Researchers hunting for new antibiotics might get some aid from gator blood. Scientists are zeroing in on snippets of proteins found in American alligator blood that kill a wide range of disease-causing microbes and bacteria, including the formidable MRSA or methicillin-resistant Staphylococcus aureus.
Previous experiments have revealed that gator blood extract cripples many human pathogens, including E. coli, the herpes simplex virus and some strains of the yeast Candida albicans. The serum’s antimicrobial power probably derives from protein bits called peptides. Widespread among reptiles and amphibians, several such germ-fighting peptides have been isolated from the skin of frogs in recent years… ( Link )
Whenever I read stories like this, I just can’t help but think about the origins of humankind. Looking through the human genome, it becomes clear that our DNA is fully ape plus the addition of some mutations spread throughout the genome. Theoretically, a divine creator could’ve created humankind as an amalgamation of superior animal traits (like adding some of the the immune system traits found in alligators). I’ve read that camels have a similarly unusual immune system that might make it over to human medicine:
Antibodies, often described as magic bullets, are actually more like tanks: big, complicated and expensive. Tinier “nanobodies,” derived from camels and llamas, may be able to infiltrate a wider range of diseases at lower cost.

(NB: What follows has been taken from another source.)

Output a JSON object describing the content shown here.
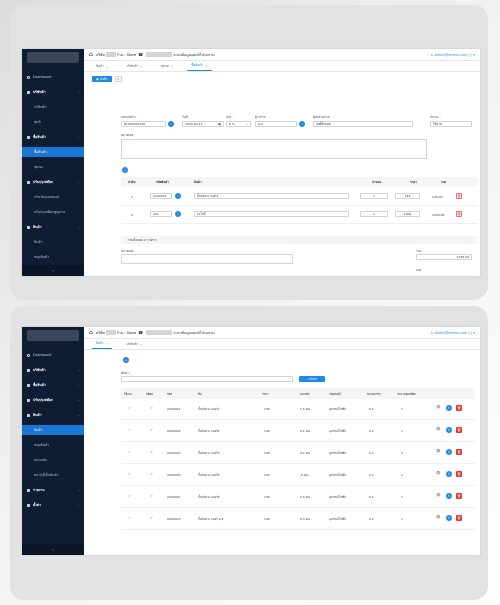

That is the hope, at least, of one small start-up in Belgium. (Link)
But instead of our “divine creator” inserting these enhanced traits into the “pinnacle of creation”, our genome is just a few percent different from chimpanzees, with no obvious insertions of any additional traits (which would be difficult to explain from an evolutionary perspective). Like I said earlier, there are no chimeras.